Exercise goal: Every record must appear in your copy exactly as written, with no pictures.

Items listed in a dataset

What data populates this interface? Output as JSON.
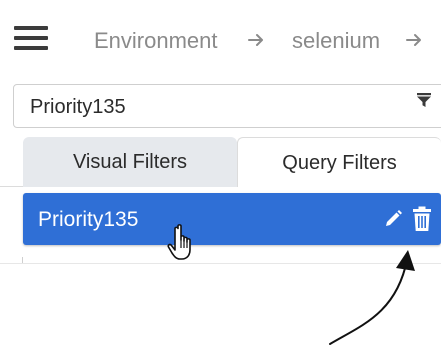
{
  "breadcrumb": {
    "items": [
      "Environment",
      "selenium"
    ]
  },
  "filter_select": {
    "value": "Priority135"
  },
  "tabs": [
    {
      "label": "Visual Filters",
      "active": true
    },
    {
      "label": "Query Filters",
      "active": false
    }
  ],
  "filters_list": {
    "items": [
      {
        "label": "Priority135",
        "selected": true
      }
    ]
  },
  "icons": {
    "menu": "hamburger-menu-icon",
    "crumb_separator": "arrow-right-icon",
    "filter": "funnel-icon",
    "edit": "pencil-icon",
    "delete": "trash-icon",
    "cursor": "hand-pointer-icon"
  },
  "colors": {
    "selected_row": "#2f6fd6",
    "active_tab": "#e6e9ed",
    "breadcrumb_text": "#8a8a8a"
  }
}
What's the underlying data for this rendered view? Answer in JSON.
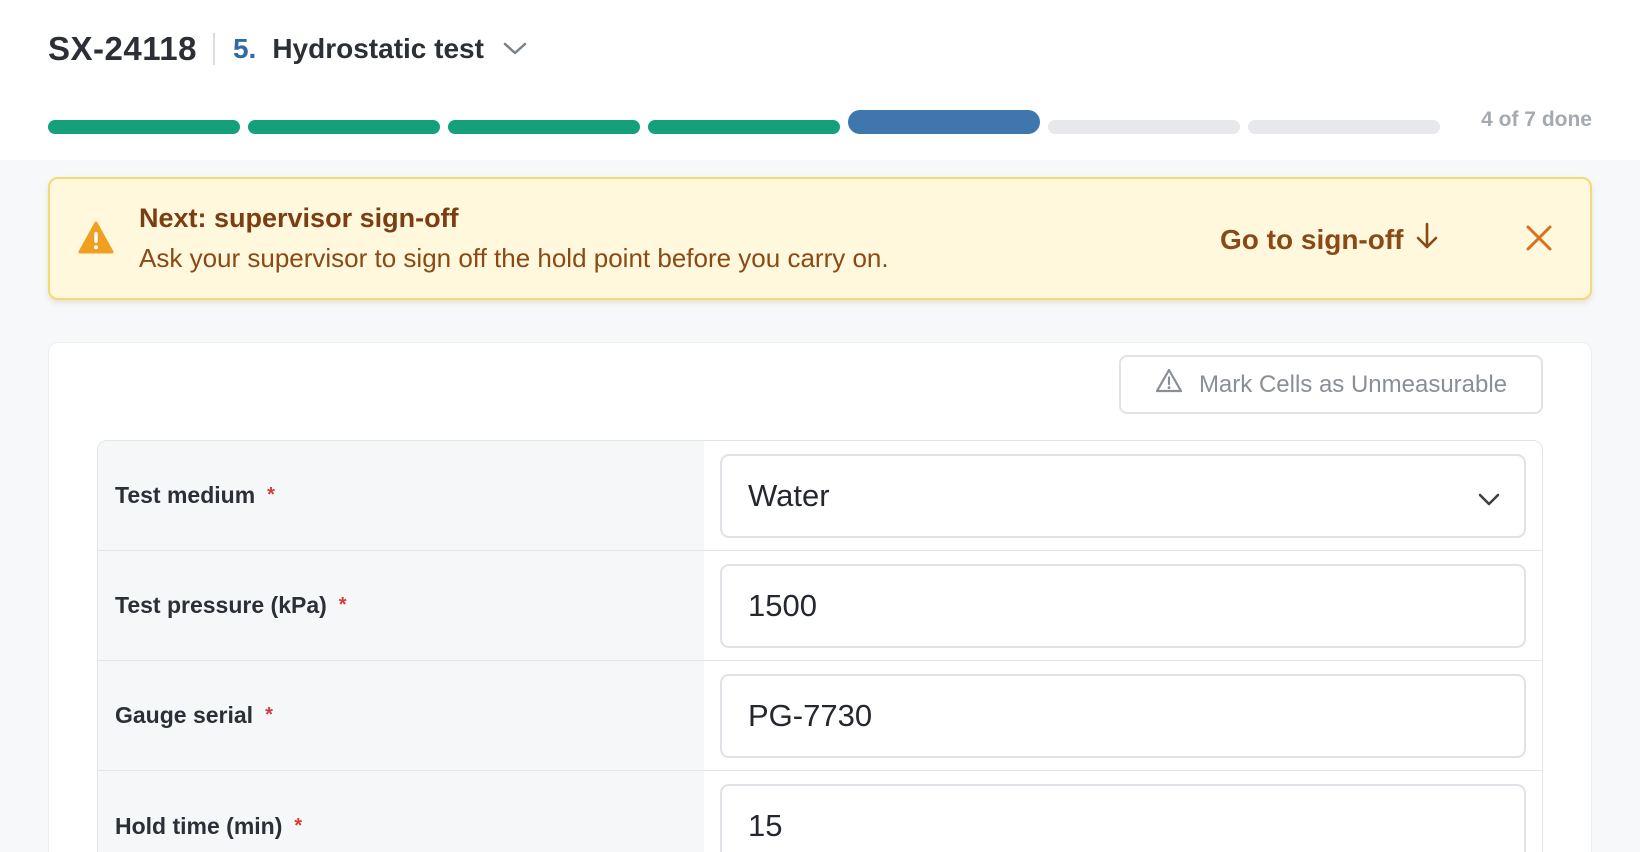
{
  "header": {
    "job_id": "SX-24118",
    "step_number": "5.",
    "step_name": "Hydrostatic test",
    "step_menu_icon": "chevron-down-icon"
  },
  "progress": {
    "done": 4,
    "total": 7,
    "current_step": 5,
    "label": "4 of 7 done",
    "colors": {
      "done": "#16a07a",
      "current": "#3f76ad",
      "pending": "#e6e8eb"
    }
  },
  "banner": {
    "icon": "warning-icon",
    "title": "Next: supervisor sign-off",
    "message": "Ask your supervisor to sign off the hold point before you carry on.",
    "action_label": "Go to sign-off",
    "action_icon": "arrow-down-icon",
    "close_icon": "close-icon",
    "colors": {
      "background": "#fff8dd",
      "border": "#f3d977",
      "text": "#8a4a15",
      "icon": "#f0a020"
    }
  },
  "toolbar": {
    "mark_unmeasurable_label": "Mark Cells as Unmeasurable",
    "mark_unmeasurable_icon": "warning-outline-icon"
  },
  "form": {
    "required_marker": "*",
    "fields": [
      {
        "label": "Test medium",
        "value": "Water",
        "type": "select",
        "required": true
      },
      {
        "label": "Test pressure (kPa)",
        "value": "1500",
        "type": "text",
        "required": true
      },
      {
        "label": "Gauge serial",
        "value": "PG-7730",
        "type": "text",
        "required": true
      },
      {
        "label": "Hold time (min)",
        "value": "15",
        "type": "text",
        "required": true
      }
    ]
  }
}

Answer to this task:
What data populates this interface? Output as JSON.
{
  "breadcrumb": {
    "items": [
      "Environment",
      "selenium"
    ]
  },
  "filter_select": {
    "value": "Priority135"
  },
  "tabs": [
    {
      "label": "Visual Filters",
      "active": true
    },
    {
      "label": "Query Filters",
      "active": false
    }
  ],
  "filters_list": {
    "items": [
      {
        "label": "Priority135",
        "selected": true
      }
    ]
  },
  "icons": {
    "menu": "hamburger-menu-icon",
    "crumb_separator": "arrow-right-icon",
    "filter": "funnel-icon",
    "edit": "pencil-icon",
    "delete": "trash-icon",
    "cursor": "hand-pointer-icon"
  },
  "colors": {
    "selected_row": "#2f6fd6",
    "active_tab": "#e6e9ed",
    "breadcrumb_text": "#8a8a8a"
  }
}
What's the underlying data for this rendered view? Answer in JSON.
{
  "header": {
    "job_id": "SX-24118",
    "step_number": "5.",
    "step_name": "Hydrostatic test",
    "step_menu_icon": "chevron-down-icon"
  },
  "progress": {
    "done": 4,
    "total": 7,
    "current_step": 5,
    "label": "4 of 7 done",
    "colors": {
      "done": "#16a07a",
      "current": "#3f76ad",
      "pending": "#e6e8eb"
    }
  },
  "banner": {
    "icon": "warning-icon",
    "title": "Next: supervisor sign-off",
    "message": "Ask your supervisor to sign off the hold point before you carry on.",
    "action_label": "Go to sign-off",
    "action_icon": "arrow-down-icon",
    "close_icon": "close-icon",
    "colors": {
      "background": "#fff8dd",
      "border": "#f3d977",
      "text": "#8a4a15",
      "icon": "#f0a020"
    }
  },
  "toolbar": {
    "mark_unmeasurable_label": "Mark Cells as Unmeasurable",
    "mark_unmeasurable_icon": "warning-outline-icon"
  },
  "form": {
    "required_marker": "*",
    "fields": [
      {
        "label": "Test medium",
        "value": "Water",
        "type": "select",
        "required": true
      },
      {
        "label": "Test pressure (kPa)",
        "value": "1500",
        "type": "text",
        "required": true
      },
      {
        "label": "Gauge serial",
        "value": "PG-7730",
        "type": "text",
        "required": true
      },
      {
        "label": "Hold time (min)",
        "value": "15",
        "type": "text",
        "required": true
      }
    ]
  }
}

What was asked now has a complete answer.